*** The data ***

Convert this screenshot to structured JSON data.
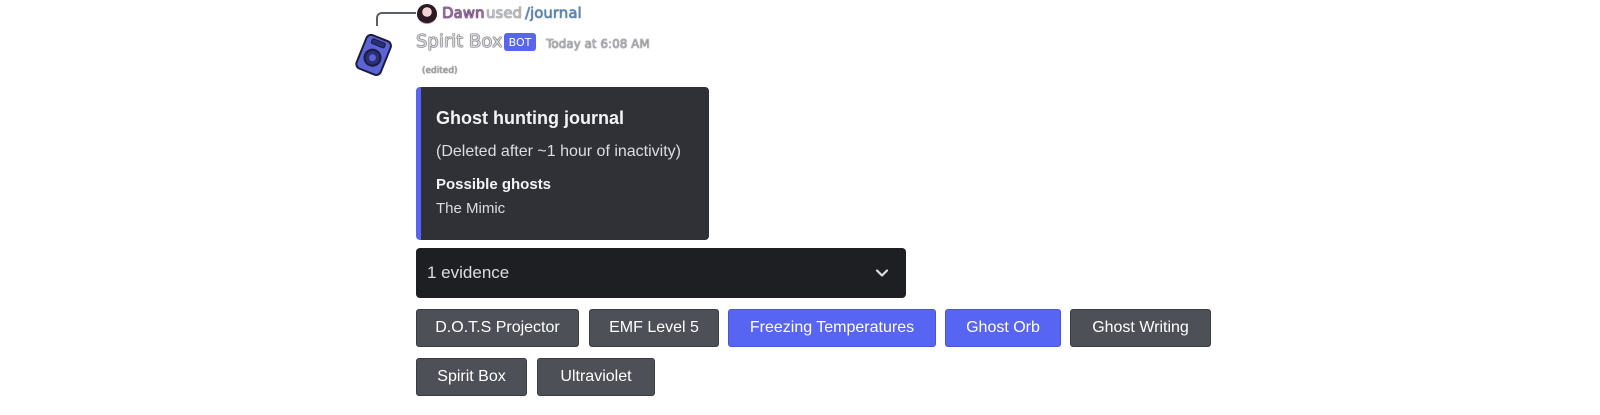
{
  "reply": {
    "user": "Dawn",
    "used": "used",
    "command": "/journal"
  },
  "message": {
    "author": "Spirit Box",
    "bot_tag": "BOT",
    "timestamp": "Today at 6:08 AM",
    "edited": "(edited)"
  },
  "embed": {
    "accent_color": "#5865f2",
    "title": "Ghost hunting journal",
    "description": "(Deleted after ~1 hour of inactivity)",
    "field_name": "Possible ghosts",
    "field_value": "The Mimic"
  },
  "select": {
    "value": "1 evidence"
  },
  "buttons": [
    {
      "label": "D.O.T.S Projector",
      "style": "secondary"
    },
    {
      "label": "EMF Level 5",
      "style": "secondary"
    },
    {
      "label": "Freezing Temperatures",
      "style": "primary"
    },
    {
      "label": "Ghost Orb",
      "style": "primary"
    },
    {
      "label": "Ghost Writing",
      "style": "secondary"
    },
    {
      "label": "Spirit Box",
      "style": "secondary"
    },
    {
      "label": "Ultraviolet",
      "style": "secondary"
    }
  ]
}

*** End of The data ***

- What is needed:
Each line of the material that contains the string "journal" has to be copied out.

- Solved problem:
    "command": "/journal"
    "title": "Ghost hunting journal",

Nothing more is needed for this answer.